“To all that, add determination and resolve, and you can accomplish the impossible,” Clark said.

Clark worked at NASA from 1997 to 2005 as a six-time space shuttle crew surgeon and chief of the Medical Operations Branch at Johnson Space Center. Clark’s wife, the astronaut Laurel Clark, died along with six fellow crew members in the Space Shuttle Columbia disaster in 2003.

He was a member of the NASA Spacecraft Survival Integrated Investigation Team from 2004 to 2007 that investigated the Columbia disaster and a member of the NASA Constellation Program EVA Systems Project Office Standing Review Board from 2007 to 2010. Before joining NASA, Clark spent 26 years in the U.S. Navy.

Today he is an associate professor of neurology and space medicine at Baylor College of Medicine and teaches operational space medicine at BCM’s Center for Space Medicine.
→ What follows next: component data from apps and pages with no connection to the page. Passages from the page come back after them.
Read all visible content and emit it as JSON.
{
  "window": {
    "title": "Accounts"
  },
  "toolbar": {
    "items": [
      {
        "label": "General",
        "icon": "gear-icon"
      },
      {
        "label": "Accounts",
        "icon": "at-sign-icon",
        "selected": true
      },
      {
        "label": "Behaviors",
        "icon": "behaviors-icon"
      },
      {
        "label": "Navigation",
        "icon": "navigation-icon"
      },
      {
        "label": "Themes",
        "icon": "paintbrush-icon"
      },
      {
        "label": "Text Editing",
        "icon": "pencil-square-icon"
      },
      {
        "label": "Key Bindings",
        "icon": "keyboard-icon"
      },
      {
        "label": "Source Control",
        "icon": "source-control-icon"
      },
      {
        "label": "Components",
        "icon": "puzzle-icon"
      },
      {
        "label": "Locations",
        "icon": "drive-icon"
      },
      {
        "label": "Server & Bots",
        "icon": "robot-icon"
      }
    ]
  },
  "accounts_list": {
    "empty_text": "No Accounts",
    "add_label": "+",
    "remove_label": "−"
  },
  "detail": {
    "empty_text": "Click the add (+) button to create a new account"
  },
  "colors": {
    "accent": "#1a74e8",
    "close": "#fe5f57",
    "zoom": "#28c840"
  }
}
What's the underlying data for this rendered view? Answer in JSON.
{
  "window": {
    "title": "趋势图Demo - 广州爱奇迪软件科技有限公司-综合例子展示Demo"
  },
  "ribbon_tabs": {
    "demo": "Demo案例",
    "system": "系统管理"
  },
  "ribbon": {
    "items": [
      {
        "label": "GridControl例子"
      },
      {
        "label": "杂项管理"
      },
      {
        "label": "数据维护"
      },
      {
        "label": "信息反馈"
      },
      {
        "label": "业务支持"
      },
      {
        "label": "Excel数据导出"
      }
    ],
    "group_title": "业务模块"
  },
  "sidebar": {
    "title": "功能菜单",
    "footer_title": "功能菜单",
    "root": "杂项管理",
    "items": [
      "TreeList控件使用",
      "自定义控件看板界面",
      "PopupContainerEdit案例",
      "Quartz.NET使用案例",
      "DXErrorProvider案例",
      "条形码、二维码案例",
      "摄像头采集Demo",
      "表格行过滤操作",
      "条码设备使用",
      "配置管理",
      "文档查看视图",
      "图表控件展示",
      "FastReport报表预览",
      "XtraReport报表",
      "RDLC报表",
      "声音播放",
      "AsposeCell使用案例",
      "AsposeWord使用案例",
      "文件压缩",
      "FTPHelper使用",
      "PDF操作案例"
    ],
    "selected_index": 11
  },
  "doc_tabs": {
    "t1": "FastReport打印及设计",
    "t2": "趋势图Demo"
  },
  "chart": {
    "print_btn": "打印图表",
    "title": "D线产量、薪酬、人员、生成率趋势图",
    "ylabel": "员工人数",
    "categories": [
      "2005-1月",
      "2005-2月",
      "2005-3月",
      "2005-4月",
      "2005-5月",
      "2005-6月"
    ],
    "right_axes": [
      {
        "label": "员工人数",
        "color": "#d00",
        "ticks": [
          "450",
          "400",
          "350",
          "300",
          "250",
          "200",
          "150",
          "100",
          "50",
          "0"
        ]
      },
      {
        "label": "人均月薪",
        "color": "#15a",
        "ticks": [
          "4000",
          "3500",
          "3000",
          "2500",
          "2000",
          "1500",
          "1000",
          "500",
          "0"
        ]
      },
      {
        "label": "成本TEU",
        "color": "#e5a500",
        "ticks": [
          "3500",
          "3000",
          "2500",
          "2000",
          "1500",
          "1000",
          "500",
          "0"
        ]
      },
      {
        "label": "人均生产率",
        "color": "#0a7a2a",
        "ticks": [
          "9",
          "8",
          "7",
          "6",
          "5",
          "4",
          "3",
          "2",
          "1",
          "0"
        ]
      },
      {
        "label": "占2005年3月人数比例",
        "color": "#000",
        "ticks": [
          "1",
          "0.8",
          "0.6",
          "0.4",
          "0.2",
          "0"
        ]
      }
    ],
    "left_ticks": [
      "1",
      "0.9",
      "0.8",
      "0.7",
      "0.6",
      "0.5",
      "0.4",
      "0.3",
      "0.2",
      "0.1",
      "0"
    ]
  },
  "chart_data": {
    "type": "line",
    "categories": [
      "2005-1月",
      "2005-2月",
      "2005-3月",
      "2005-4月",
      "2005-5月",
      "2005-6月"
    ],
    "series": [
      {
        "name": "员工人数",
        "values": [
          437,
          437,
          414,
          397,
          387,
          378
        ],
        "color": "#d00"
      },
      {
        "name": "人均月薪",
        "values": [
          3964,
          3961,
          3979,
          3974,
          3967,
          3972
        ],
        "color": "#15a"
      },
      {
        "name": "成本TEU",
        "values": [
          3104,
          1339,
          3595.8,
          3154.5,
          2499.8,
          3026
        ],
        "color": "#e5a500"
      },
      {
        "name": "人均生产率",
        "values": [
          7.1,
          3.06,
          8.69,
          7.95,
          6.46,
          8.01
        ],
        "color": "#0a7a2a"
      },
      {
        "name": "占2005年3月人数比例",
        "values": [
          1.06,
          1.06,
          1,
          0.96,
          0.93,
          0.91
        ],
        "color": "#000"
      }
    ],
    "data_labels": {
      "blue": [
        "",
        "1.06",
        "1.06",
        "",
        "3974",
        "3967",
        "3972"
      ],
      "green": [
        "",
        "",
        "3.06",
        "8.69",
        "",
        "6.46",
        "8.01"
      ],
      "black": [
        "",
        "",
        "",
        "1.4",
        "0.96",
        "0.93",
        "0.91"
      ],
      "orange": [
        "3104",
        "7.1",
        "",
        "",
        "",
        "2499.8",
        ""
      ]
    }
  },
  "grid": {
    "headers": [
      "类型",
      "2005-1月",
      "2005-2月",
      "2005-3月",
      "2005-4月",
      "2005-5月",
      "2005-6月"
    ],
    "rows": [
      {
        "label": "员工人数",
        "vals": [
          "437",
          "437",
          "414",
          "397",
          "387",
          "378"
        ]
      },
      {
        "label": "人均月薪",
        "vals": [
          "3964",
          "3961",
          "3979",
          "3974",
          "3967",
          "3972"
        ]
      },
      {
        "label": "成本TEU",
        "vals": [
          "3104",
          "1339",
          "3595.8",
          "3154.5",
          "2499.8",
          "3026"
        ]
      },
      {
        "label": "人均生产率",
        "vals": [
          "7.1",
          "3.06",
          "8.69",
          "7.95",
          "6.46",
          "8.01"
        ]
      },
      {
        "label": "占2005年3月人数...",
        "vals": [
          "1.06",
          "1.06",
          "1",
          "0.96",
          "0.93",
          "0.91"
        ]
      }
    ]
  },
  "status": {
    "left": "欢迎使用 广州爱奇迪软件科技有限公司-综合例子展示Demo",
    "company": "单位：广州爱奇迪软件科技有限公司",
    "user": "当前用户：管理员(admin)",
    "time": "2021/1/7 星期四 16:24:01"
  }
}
He is also the space medicine adviser for the National Space Biomedical Research Institute. He is a clinical assistant professor in the Department of Preventive Medicine and Community Health at the University of Texas Medical Branch in Galveston and teaches at the UTMB Aerospace Medicine Residency. Clark is a fellow of the Aerospace Medical Association.

Students smiling near posters

Image by Bryan Clifton

Clark received his Bachelor of Science from Texas A&M University and medical degree from the Uniformed Services University of the Health Sciences. He is board certified in neurology and aerospace medicine.

Clark thanked Graduate School Dean Robert E. McGehee Jr., Ph.D., for whom the lecture is named, and called it an honor to participate in any educational opportunity.

“Teaching is the central thing. It really is what defines us as human,” Clark said. “Honestly, you guys touch my soul, so go out and fulfill your destiny for all humanity.”

The McGehee Distinguished Lectureship was created in 2011 as an enduring gift from a couple to benefit UAMS and the state by making it possible to invite leading biomedical researchers to share their knowledge and work with students and faculty.

Students near poster

Image by Bryan Clifton

This year, for the first time, McGehee was able to acknowledge the couple publicly by name, Carl D. and Jeannette Purnell of Pine Bluff.

“They were incredibly unassuming and really never wanted any recognition for themselves,” McGehee said. “When they made this gift to establish this lecture, they wanted to do so anonymously. They have since passed on and the family came to me and asked if I would remove the anonymity. They gave to many causes on campus, this being just one of them. Thanks to them, we are able to host high-quality speakers in the biomedical field right here at UAMS to teach and inspire for generations to come. I can’t thank them enough.”

Also in a first this year, the oral poster presentation competition called the 3 Minute Thesis was conducted by video link with UAMS Northwest Regional Campus, which had multiple students participate.